◆ **Work to complete**
Only the text is wanted; write out each record below exactly and exclude all pictures.

◆ **Exercise inputs**
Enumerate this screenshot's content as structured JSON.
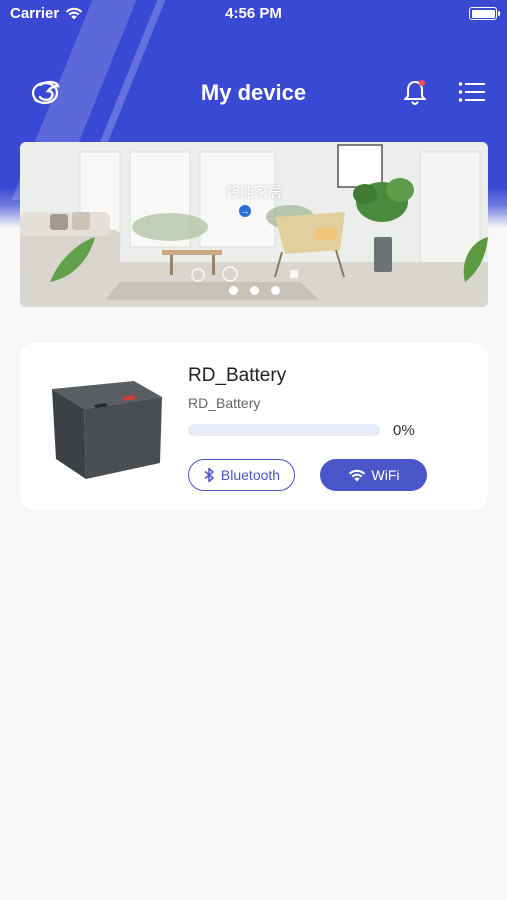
{
  "status_bar": {
    "carrier": "Carrier",
    "time": "4:56 PM"
  },
  "nav": {
    "title": "My device",
    "notification_badge_color": "#ff4d4f",
    "icons": [
      "brand-logo-icon",
      "bell-icon",
      "menu-list-icon"
    ]
  },
  "banner": {
    "label": "智能家居",
    "page_count": 3
  },
  "device": {
    "name": "RD_Battery",
    "subtitle": "RD_Battery",
    "progress_percent": 0,
    "progress_text": "0%",
    "bluetooth_label": "Bluetooth",
    "wifi_label": "WiFi"
  },
  "colors": {
    "primary": "#3a49d4",
    "button": "#4a56c8",
    "background": "#f7f7f7"
  }
}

◆ **Your solution**
Enumerate this screenshot's content as structured JSON.
{
  "status_bar": {
    "carrier": "Carrier",
    "time": "4:56 PM"
  },
  "nav": {
    "title": "My device",
    "notification_badge_color": "#ff4d4f",
    "icons": [
      "brand-logo-icon",
      "bell-icon",
      "menu-list-icon"
    ]
  },
  "banner": {
    "label": "智能家居",
    "page_count": 3
  },
  "device": {
    "name": "RD_Battery",
    "subtitle": "RD_Battery",
    "progress_percent": 0,
    "progress_text": "0%",
    "bluetooth_label": "Bluetooth",
    "wifi_label": "WiFi"
  },
  "colors": {
    "primary": "#3a49d4",
    "button": "#4a56c8",
    "background": "#f7f7f7"
  }
}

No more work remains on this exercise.